Way out there in space, millions of miles away, is a binary asteroid system. The larger of the two space rocks is Didymus, at about 800 feet wide. It’s accompanied by a “moon” of sorts, the 525-foot-wide “Didymoon.” The smaller body is NASA’s target.
Why Didymoon? Its size makes it perfect for the test. Roughly equivalent in size to Egypt’s Great Pyramid of Giza, Didymoon is the size of asteroid that gives NASA the most concern. Smaller ones generally burn up in the atmosphere before causing much damage. Larger ones are easier for NASA to track. But small-to-medium-sized rocks like Didymoon can slip past detection and then not show up until it’s too late – like the one that exploded over Chelyabinsk, Russia, in 2013, injuring over 1,000 people and causing hundreds of millions of dollars in property damage.
RT @ESA_Tech: @elakdawalla an ESA colleague made a modification of your Planetary Society diagram to help communicate the small size of Didymos's Didymoon - would we be okay to use publicly with appropriate credit? pic.twitter.com/xGX59eSDml— ruimtevaart (@ruimtevaart) January 30, 2019
Neither Didymus nor Didymoon are in any way a threat to Earth.

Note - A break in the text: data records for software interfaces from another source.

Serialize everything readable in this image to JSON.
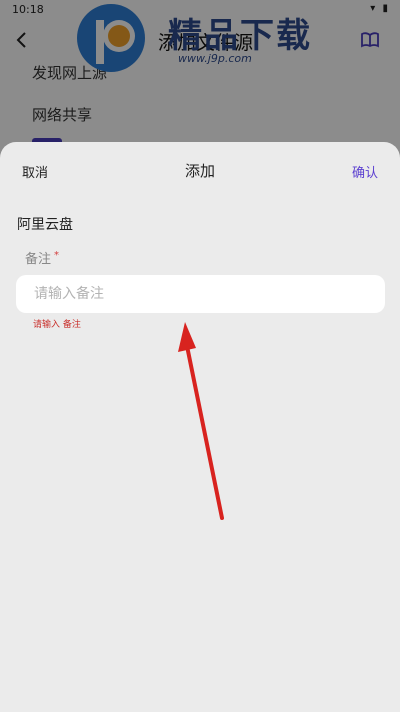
{
  "status_bar": {
    "time": "10:18",
    "icons": "▾ ▮"
  },
  "background": {
    "title": "添加文件源",
    "items": [
      "发现网上源",
      "网络共享"
    ]
  },
  "watermark": {
    "text": "精品下载",
    "url": "www.j9p.com"
  },
  "sheet": {
    "cancel_label": "取消",
    "title": "添加",
    "confirm_label": "确认",
    "section_title": "阿里云盘",
    "field": {
      "label": "备注",
      "required_mark": "*",
      "placeholder": "请输入备注",
      "value": "",
      "error": "请输入 备注"
    }
  },
  "colors": {
    "accent": "#5b3fd0",
    "error": "#c9302c",
    "sheet_bg": "#ebebeb",
    "arrow": "#d8231f"
  }
}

They’re both too far away and on a course that takes them nowhere near us, which means they make a perfect target for this test.
What’s Going To Happen?
If all goes well, a probe will slam into the asteroid at approximately four miles per second, according to Thrillist, and then knock it off of its trajectory and, hopefully anyway, out of harm’s way.
Plans to knock an asteroid off course via the DART program have actually been in place for a while now, but this week’s announcement reveals that the ESA is partnering with NASA for a follow-up test. A second spacecraft, named Hera, will visit Didymoon sometime later to investigate the crater made by the DART mission and to calculate its current trajectory to see if it worked.
Why Not Just Nuke It?
Here’s the problem with destroying an asteroid in space, whether with nuclear weapons or otherwise. If you have, say, one million kilograms of solid asteroid heading your way, and you blast it to smithereens, you now have one million kilograms of smaller asteroids, in the form of rocks and dust and debris, still heading your way. The Earth will still absorb all of the impact of the mass of the asteroid, and it will just be spread over a larger area and divided by several million times. That’s not a good thing.
To that end, the space community has collectively decided that knocking a potential killer asteroid off course is the best way to go. With any luck, the DART mission will prove that it’s possible.